__What to do__. Report how many lines of the data contain the string "name". Add nothing.

__Task material__.
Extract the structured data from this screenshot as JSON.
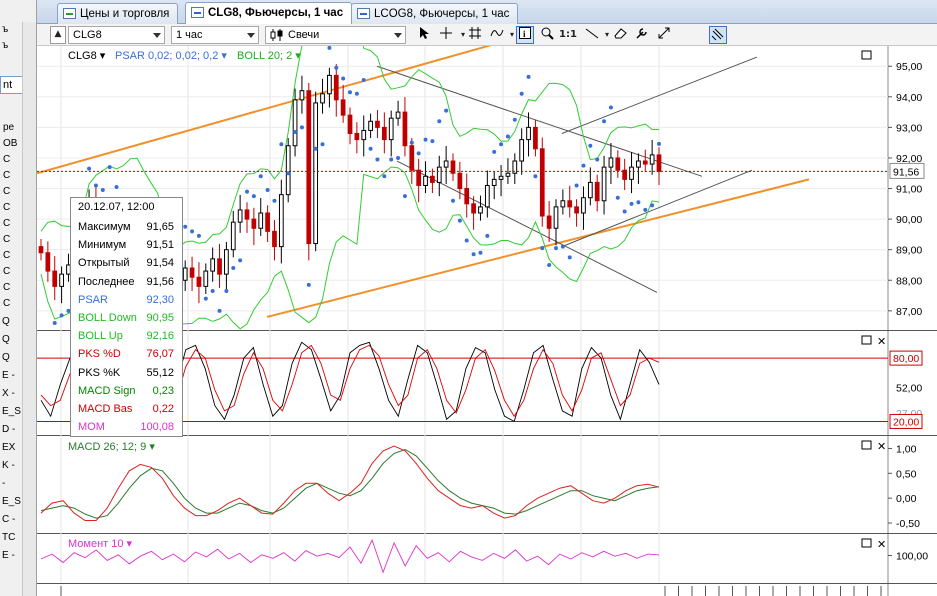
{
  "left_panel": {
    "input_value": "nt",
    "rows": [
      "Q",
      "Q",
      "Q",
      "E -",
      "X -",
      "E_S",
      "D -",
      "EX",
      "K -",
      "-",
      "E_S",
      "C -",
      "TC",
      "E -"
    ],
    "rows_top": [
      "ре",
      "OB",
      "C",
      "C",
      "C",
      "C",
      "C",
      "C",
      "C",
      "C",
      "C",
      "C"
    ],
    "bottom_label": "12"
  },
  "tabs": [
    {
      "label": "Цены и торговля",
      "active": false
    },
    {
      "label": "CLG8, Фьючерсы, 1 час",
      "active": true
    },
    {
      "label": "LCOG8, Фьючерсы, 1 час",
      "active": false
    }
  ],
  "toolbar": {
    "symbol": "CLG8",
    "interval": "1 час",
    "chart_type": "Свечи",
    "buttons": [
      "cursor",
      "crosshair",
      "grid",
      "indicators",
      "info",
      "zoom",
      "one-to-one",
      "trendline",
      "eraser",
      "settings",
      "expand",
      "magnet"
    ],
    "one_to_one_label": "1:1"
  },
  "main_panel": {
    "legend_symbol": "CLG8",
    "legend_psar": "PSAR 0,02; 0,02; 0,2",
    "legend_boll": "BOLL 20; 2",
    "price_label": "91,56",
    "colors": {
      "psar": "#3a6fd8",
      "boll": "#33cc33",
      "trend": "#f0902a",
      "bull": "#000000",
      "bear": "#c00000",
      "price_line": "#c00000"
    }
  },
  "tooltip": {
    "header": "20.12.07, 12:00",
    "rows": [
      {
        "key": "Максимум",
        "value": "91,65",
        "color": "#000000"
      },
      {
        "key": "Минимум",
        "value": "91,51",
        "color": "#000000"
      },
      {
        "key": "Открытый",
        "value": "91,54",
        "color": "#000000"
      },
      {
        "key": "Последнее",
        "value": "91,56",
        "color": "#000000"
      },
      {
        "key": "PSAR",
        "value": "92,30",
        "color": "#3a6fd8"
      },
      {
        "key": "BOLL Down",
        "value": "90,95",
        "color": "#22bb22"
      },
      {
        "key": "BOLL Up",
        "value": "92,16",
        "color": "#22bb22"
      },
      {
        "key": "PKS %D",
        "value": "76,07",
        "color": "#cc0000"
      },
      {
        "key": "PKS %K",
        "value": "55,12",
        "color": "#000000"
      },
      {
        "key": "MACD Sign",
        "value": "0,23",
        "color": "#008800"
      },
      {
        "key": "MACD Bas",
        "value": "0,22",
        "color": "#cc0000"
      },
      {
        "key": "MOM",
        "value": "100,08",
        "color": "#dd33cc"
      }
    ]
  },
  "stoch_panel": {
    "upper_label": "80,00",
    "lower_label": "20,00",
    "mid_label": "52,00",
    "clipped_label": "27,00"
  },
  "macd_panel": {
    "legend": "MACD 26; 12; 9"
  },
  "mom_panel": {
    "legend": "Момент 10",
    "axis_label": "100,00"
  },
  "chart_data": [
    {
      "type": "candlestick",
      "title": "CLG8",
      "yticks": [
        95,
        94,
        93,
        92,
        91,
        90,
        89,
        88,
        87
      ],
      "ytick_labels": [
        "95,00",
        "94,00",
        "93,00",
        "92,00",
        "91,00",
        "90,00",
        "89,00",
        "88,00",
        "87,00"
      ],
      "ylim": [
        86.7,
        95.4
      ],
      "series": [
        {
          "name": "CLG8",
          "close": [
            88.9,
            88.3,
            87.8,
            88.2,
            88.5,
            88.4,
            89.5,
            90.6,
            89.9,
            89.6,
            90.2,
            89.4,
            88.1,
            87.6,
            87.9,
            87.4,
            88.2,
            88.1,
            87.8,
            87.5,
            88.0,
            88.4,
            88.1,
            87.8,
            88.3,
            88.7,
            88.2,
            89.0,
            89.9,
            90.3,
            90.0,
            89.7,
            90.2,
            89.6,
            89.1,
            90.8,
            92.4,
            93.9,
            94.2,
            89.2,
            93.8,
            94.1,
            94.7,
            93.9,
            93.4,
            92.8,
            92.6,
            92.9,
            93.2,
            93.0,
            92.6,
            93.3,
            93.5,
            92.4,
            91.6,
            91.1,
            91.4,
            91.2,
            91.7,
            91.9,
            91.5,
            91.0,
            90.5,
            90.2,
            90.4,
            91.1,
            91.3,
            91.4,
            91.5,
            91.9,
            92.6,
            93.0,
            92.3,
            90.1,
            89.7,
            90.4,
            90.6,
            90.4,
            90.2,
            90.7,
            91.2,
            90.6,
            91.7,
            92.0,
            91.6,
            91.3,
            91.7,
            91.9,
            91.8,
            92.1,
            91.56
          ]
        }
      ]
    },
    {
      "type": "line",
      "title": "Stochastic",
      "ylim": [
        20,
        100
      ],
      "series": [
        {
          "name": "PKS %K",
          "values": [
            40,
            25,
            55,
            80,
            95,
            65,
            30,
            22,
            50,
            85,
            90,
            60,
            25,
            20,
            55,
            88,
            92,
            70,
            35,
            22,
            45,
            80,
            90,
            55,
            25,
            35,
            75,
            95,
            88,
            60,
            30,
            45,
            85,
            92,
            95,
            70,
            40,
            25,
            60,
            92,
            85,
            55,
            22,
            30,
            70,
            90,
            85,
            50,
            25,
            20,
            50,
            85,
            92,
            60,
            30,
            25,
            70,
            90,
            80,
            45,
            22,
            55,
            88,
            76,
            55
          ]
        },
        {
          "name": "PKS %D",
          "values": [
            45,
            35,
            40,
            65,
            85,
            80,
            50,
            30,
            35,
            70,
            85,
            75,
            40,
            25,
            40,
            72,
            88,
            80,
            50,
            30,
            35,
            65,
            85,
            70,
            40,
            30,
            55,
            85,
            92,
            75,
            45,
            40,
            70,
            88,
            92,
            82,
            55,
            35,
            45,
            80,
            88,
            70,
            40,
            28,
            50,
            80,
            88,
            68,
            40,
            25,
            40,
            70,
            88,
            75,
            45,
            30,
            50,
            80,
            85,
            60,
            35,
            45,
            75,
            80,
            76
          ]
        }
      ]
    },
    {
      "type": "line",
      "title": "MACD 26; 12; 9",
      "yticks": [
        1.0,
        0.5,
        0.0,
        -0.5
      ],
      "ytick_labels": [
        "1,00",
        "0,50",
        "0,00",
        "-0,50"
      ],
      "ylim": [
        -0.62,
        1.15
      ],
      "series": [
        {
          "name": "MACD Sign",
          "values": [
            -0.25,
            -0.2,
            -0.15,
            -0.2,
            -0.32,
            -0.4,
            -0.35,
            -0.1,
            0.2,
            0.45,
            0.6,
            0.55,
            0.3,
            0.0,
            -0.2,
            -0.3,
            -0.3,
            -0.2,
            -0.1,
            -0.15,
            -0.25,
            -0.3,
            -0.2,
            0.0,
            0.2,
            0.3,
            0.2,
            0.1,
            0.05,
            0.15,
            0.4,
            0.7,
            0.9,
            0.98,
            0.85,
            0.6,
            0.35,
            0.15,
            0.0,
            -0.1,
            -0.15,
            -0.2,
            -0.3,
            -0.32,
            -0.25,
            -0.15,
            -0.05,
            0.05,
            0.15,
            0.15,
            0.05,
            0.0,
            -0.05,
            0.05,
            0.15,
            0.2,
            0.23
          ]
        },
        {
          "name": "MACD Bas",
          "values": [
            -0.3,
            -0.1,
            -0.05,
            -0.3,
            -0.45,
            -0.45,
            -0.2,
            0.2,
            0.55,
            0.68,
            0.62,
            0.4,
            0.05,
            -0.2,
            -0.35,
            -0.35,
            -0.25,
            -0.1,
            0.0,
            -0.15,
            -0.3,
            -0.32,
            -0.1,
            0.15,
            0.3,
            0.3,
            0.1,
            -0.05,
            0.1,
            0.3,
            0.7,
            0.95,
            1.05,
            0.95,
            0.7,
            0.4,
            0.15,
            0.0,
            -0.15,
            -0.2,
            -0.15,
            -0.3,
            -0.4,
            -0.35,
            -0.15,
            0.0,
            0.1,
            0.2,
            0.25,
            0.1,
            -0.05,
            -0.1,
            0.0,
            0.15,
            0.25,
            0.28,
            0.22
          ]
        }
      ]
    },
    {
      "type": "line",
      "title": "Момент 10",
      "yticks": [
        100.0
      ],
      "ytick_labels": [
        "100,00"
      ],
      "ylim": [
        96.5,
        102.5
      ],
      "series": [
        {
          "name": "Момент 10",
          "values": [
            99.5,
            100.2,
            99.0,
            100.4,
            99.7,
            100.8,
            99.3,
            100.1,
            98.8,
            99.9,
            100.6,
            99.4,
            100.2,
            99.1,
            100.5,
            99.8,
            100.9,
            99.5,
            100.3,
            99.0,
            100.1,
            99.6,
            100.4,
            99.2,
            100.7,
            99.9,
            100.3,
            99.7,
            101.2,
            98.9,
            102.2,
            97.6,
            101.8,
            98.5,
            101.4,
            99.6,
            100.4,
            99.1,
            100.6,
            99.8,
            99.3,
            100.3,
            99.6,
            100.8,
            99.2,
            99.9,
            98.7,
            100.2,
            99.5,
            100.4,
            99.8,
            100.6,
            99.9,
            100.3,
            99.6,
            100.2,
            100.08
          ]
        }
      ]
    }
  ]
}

__Solution for this exercise__. 6